Governor Andrew M. Cuomo today announced that the RNA technology invented at CNSE will be developed by Albany-based Hocus Locus, LLC with a recent investment from Eastern New York Angels. Once developed, the technology will provide medical researchers and healthcare providers with a new diagnostic tool to aid in the detection of cancer and other diseases. Its creators say the technology could also lead to the development of new treatments for those diseases.
Early detection, particularly when it comes to cancer, can mean the difference between life or death, said Governor Cuomo. In New York, we have created the technology to make that difference and now, more than ever, it is important that we highlight the significance of regular check-ups and early treatment. This state is becoming a hub for cutting edge technology and companies, like Eastern New York Angels, are recognizing our full potential and investing in our local businesses. It is yet another testament to the power and ingenuity of New Yorks world-class researchers, who are tirelessly working to create a better state.
SUNY researchers across New York continue to imagine and create new innovations every day that help people live healthier lives and fight serious illnesses, said SUNY Chancellor Nancy L. Zimpher. We are deeply proud of their work and committed to ensuring that ground-breaking research conducted at SUNY gets the support it needs to thrive, from its inception on campus to its commercialization in todays marketplace.
This is New Yorks innovation ecosystem at work, said Dr. Tim Killeen, Research Foundation president and SUNY vice chancellor for research. Were grateful for the commitment made by Eastern New York Angels to support this research and catalyze the commercialization of this pioneering technology.

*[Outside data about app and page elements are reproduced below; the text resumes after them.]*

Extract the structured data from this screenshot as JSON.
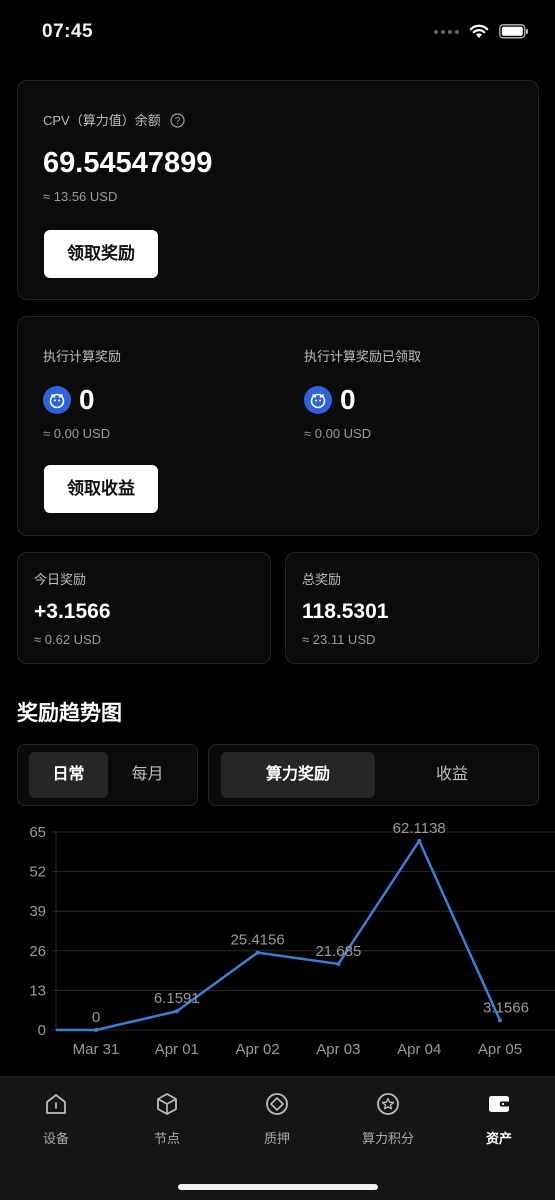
{
  "status": {
    "time": "07:45"
  },
  "balance": {
    "label": "CPV（算力值）余额",
    "value": "69.54547899",
    "usd": "≈ 13.56 USD",
    "button": "领取奖励"
  },
  "execution": {
    "reward_label": "执行计算奖励",
    "reward_value": "0",
    "reward_usd": "≈ 0.00 USD",
    "claimed_label": "执行计算奖励已领取",
    "claimed_value": "0",
    "claimed_usd": "≈ 0.00 USD",
    "button": "领取收益"
  },
  "today": {
    "label": "今日奖励",
    "value": "+3.1566",
    "usd": "≈ 0.62 USD"
  },
  "total": {
    "label": "总奖励",
    "value": "118.5301",
    "usd": "≈ 23.11 USD"
  },
  "trend": {
    "title": "奖励趋势图",
    "period_tabs": [
      {
        "label": "日常"
      },
      {
        "label": "每月"
      }
    ],
    "type_tabs": [
      {
        "label": "算力奖励"
      },
      {
        "label": "收益"
      }
    ],
    "active_period": "日常",
    "active_type": "算力奖励"
  },
  "chart_data": {
    "type": "line",
    "categories": [
      "Mar 31",
      "Apr 01",
      "Apr 02",
      "Apr 03",
      "Apr 04",
      "Apr 05"
    ],
    "series": [
      {
        "values": [
          0,
          6.1591,
          25.4156,
          21.685,
          62.1138,
          3.1566
        ]
      }
    ],
    "data_labels": [
      "0",
      "6.1591",
      "25.4156",
      "21.685",
      "62.1138",
      "3.1566"
    ],
    "y_ticks": [
      "0",
      "13",
      "26",
      "39",
      "52",
      "65"
    ],
    "ylim": [
      0,
      65
    ],
    "grid": true,
    "line_color": "#3a7fd6"
  },
  "tabbar": {
    "items": [
      {
        "label": "设备",
        "icon": "device-icon"
      },
      {
        "label": "节点",
        "icon": "cube-icon"
      },
      {
        "label": "质押",
        "icon": "stake-icon"
      },
      {
        "label": "算力积分",
        "icon": "star-badge-icon"
      },
      {
        "label": "资产",
        "icon": "wallet-icon"
      }
    ],
    "active": "资产"
  }
}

This investment in novel nanobioscience technology is testament to Governor Andrew Cuomos innovation and education blueprint, and SUNY Chancellor Nancy Zimphers Power of SUNY initiative, said Dr. Alain E. Kaloyeros, CNSE Senior Vice President and CEO. It further underscores New Yorks recognition as a hub for leading-edge technologies, highlighted by the strong collaborations between academia and industry at the NanoCollege.
The world-class nanotechnology research conducted at CNSE continues to break new ground in addressing society's most critical challenges, including disease detection, treatment and prevention, said Dr. Michael Liehr, CNSE Executive Vice President of Innovation and Technology and Vice President for Research. Similarly, it is providing opportunities for one-of-a-kind education for our students, and spurring new opportunities for private investment and high-tech job growth in New York State.
The technology being developed, sxRNA, reports whether a particular RNA molecule is present inside a cell, acting as a sentinel for whether the cell is producing a particular protein. It is the product of research by Scott Tenenbaum, associate professor of nanobioscience at CNSE, and Ted Eveleth, CEO of Hocus Locus, a biotech start-up company out of the University at Albany.
Its a platform technology that has a wide range of applications, said Tenenbaum. When we pitched our idea, the angel investors were very excited. They seemed to have a visceral feel for it. They could see the potential to have a positive impact on many health problems.
We are grateful for this new funding, which will allow continuity for Hocus Locus to develop the technology into marketable products, added Eveleth.
The proof-of-concept for this technology was first funded through the SUNY Technology Accelerator Fund (TAF) and several grants from national agencies. With initial development showing positive results, Hocus Locus was able to attract investment from Eastern New York Angels, which provides seed funding to early stage companies in eastern New York.